The master plan features several new construction projects associated with the storm water division. This past summer, drivers endured many flooded streets from the monsoon that would dump nearly 2 to 3 inches of rain in a single hour. These storm water projects should help provide relief from those flooding concerns.
"That's what they say every year and yet every time that we have strong rain storms, especially every 10 years, there's still flooding on the roadways," said Melissa Carrasco, an El Paso resident.
In Northeast El Paso, El Paso Water is finishing up construction on a project of a new storm water drain. This is off of Fairbanks drive next to the Patriot Freeway. Construction was originally suppose to be completed in summer, but is scheduled to be completed by the end of the year. It should provide that relief from flooding off the Patriot Freeway as well as runoff from the Franklin Mountains. That project was possible in part due to the fee increases you've noticed for the past two years.
Now El Paso Water wants to fund more projects in Central and Northeast El Paso next year with the stormwater fee increase.
"Unfortunate," said Carrasco. "I'm definitely going to have to budget for that, in addition to my taxes going up."
The rate increase to your water usage is meant to help El Paso Water purchase a full river supply for 2018. This is something that has not happened since 2010. River water can then be treated and turned into drinking water for the city next year. But purchasing an entire supply of river water instead of just a smaller portion means rates will need to increase. Improvements to the city infrastructure is also expected to be aided by the rate increase.
Despite the expected increase, Montoya said Borderland residents do have one thing to be happy about.
"We're still going to be among the lowest in Texas," said Montoya. "We're still going to be among the lowest among arid cities in our region."
The rate hike and budget must still be approved by the Public Service Board.

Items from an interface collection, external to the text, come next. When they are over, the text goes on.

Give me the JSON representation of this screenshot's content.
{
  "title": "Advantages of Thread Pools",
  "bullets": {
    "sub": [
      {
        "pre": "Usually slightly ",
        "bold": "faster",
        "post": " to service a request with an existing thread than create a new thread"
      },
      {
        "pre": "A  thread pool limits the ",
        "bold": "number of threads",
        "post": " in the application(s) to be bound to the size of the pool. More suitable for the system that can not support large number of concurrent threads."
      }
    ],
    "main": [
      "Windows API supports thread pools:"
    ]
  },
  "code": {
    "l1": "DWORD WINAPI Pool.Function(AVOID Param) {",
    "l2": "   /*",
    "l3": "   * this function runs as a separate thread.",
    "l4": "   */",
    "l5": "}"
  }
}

This is expected to happen during the utility's regular meeting on January 10.